The A’s are well equipped to handle a less than ideal scenario. They have an excellent five-man rotation with Mike Fiers, Sean Manaea, Frankie Montas, Jesus Luzardo and A.J. Puk. They also have Chris Bassitt as a more-than-capable starting option or long man out of the bullpen who can pair with a starter only able to go four-ish innings.
Bassitt can be a bridge to the better parts of the A’s bullpen, especially with a lead, once or maybe twice in a rotation cycle depending upon his workload if he stretches out like a starter during this camp.
The A’s also have a former starter and long man Yusmeiro Petit available, someone asked to go two-plus innings eight times in 2019. He went that distance 18 times in 2018, so he’s capable of extending into a third-inning if needed. Lou Trivino went three innings once last year and two-plus four times.
The A’s could also use an extra roster spot -- they have 30 in the early going -- on someone to help that effort.
How long will the starters be hindered? We can look at the 1995 season as an example. Beane brought that year up in his conversation with Kawakami as another unique case with little lead time for starters to stretch out. That season was odd, with replacement players set to start a season with the players union on strike. A deal was struck later in the spring, so teams went back to spring training for a three-week lead-in to the regular season.
The A’s were pretty bad in 1995 and didn’t always have cause for pitchers to go deep in games early on, but they didn’t push a starter into the seventh inning until Todd Stottlemyre did it in the 13th game. The A’s had pitchers go into the sixth inning three times before that, with Dave Stewart doing so twice on solid outings.

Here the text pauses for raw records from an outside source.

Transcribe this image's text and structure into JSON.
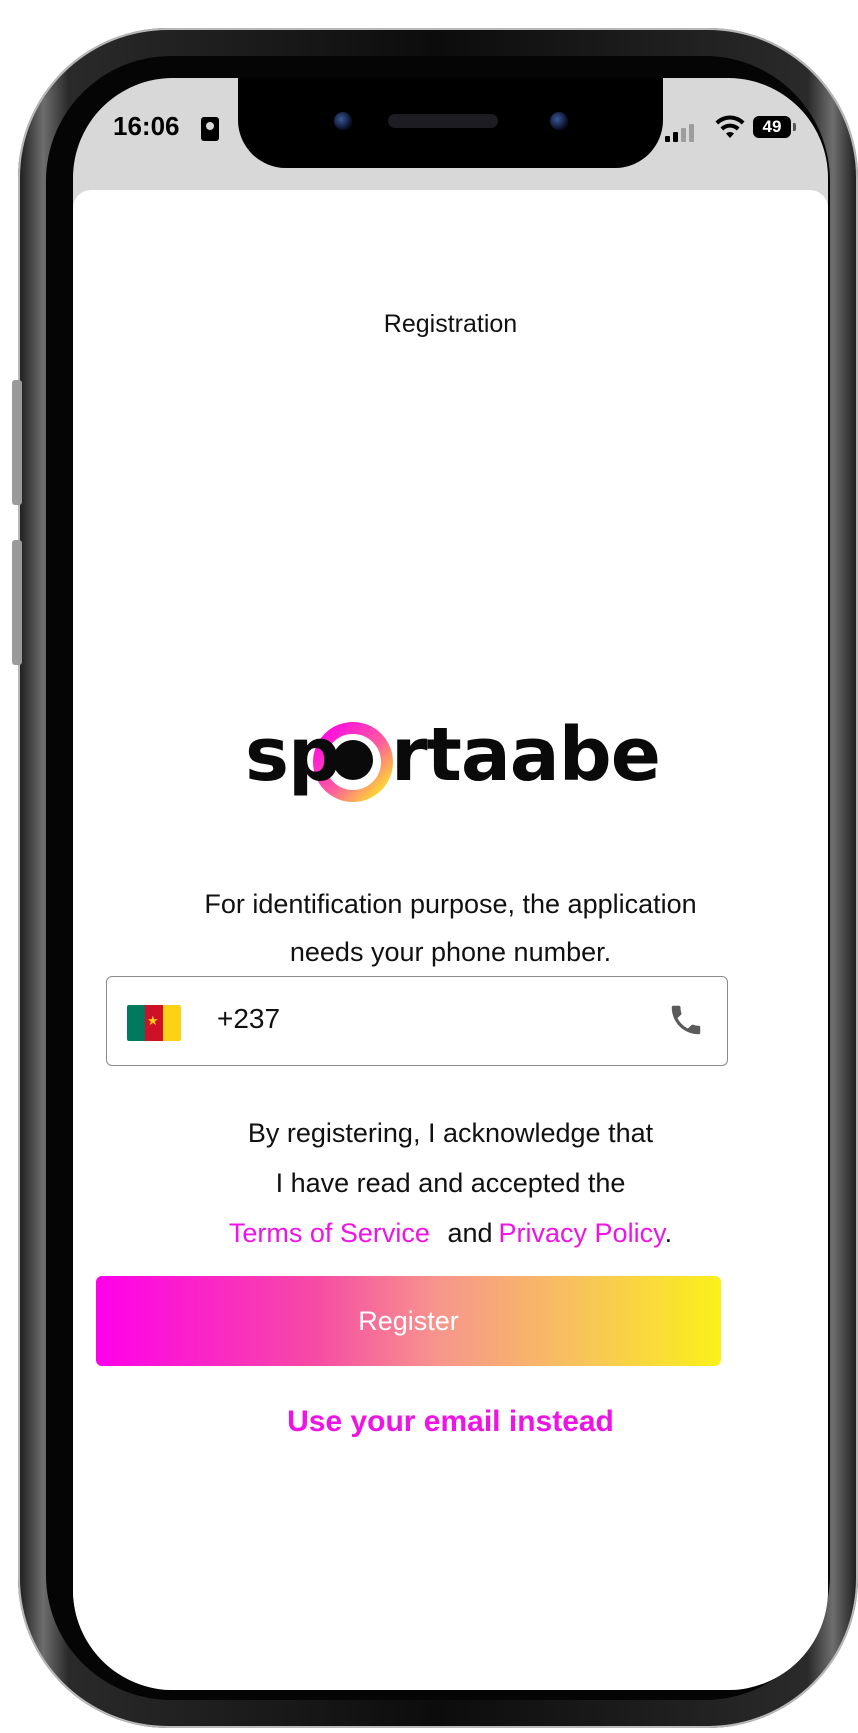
{
  "status_bar": {
    "time": "16:06",
    "battery": "49"
  },
  "header": {
    "title": "Registration"
  },
  "brand": {
    "logo_text_left": "sp",
    "logo_text_right": "rtaabe",
    "colors": {
      "magenta": "#ff00ea",
      "yellow": "#fbf11a"
    }
  },
  "intro": {
    "line1": "For identification purpose, the application",
    "line2": "needs your phone number."
  },
  "phone_input": {
    "country_flag": "cameroon-flag",
    "dial_code": "+237",
    "icon": "phone-icon"
  },
  "legal": {
    "line1": "By registering, I acknowledge that",
    "line2": "I have read and accepted the",
    "terms_label": "Terms of Service",
    "and_text": "and",
    "privacy_label": "Privacy Policy",
    "period": "."
  },
  "actions": {
    "register_label": "Register",
    "email_link_label": "Use your email instead"
  }
}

"This will be very similar," Beane said. "We’re going to have starters who throw a max of maybe 4 or 5 innings the first couple of weeks."
We could see that early output from the 2020 starters, maybe in shorter blocker for Puk and Luzardo, young pitchers with relatively recent surgeries. The A’s pitching depth should help them get through a few rotations, until the starters are properly stretched out.